EXERCISE DIRECTIONS
Look for the word "México" in the entries and copy every line where it shows up.

⁂

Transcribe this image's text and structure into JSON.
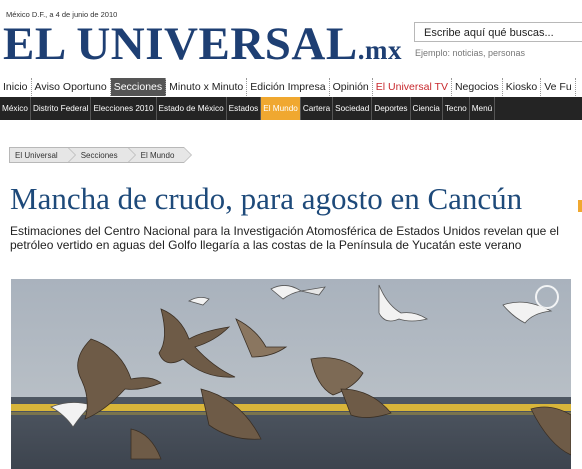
{
  "header": {
    "date": "México D.F., a 4 de junio de 2010",
    "logo_main": "EL UNIVERSAL",
    "logo_suffix": ".mx",
    "search_placeholder": "Escribe aquí qué buscas...",
    "search_hint": "Ejemplo: noticias, personas"
  },
  "nav_primary": [
    {
      "label": "Inicio"
    },
    {
      "label": "Aviso Oportuno"
    },
    {
      "label": "Secciones",
      "active": true
    },
    {
      "label": "Minuto x Minuto"
    },
    {
      "label": "Edición Impresa"
    },
    {
      "label": "Opinión"
    },
    {
      "label": "El Universal TV",
      "accent": true
    },
    {
      "label": "Negocios"
    },
    {
      "label": "Kiosko"
    },
    {
      "label": "Ve Fu"
    }
  ],
  "nav_secondary": [
    {
      "label": "México"
    },
    {
      "label": "Distrito Federal"
    },
    {
      "label": "Elecciones 2010"
    },
    {
      "label": "Estado de México"
    },
    {
      "label": "Estados"
    },
    {
      "label": "El Mundo",
      "active": true
    },
    {
      "label": "Cartera"
    },
    {
      "label": "Sociedad"
    },
    {
      "label": "Deportes"
    },
    {
      "label": "Ciencia"
    },
    {
      "label": "Tecno"
    },
    {
      "label": "Menú"
    }
  ],
  "breadcrumb": [
    "El Universal",
    "Secciones",
    "El Mundo"
  ],
  "article": {
    "headline": "Mancha de crudo, para agosto en Cancún",
    "summary": "Estimaciones del Centro Nacional para la Investigación Atomosférica de Estados Unidos revelan que el petróleo vertido en aguas del Golfo llegaría a las costas de la Península de Yucatán este verano"
  },
  "colors": {
    "brand_blue": "#1e3f73",
    "headline_blue": "#1e4a7a",
    "nav_dark": "#242424",
    "active_orange": "#f0a830",
    "accent_red": "#c8282d"
  }
}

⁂

SOLUTION FOR THIS EXERCISE
    "date": "México D.F., a 4 de junio de 2010",
      "label": "México"
      "label": "Estado de México"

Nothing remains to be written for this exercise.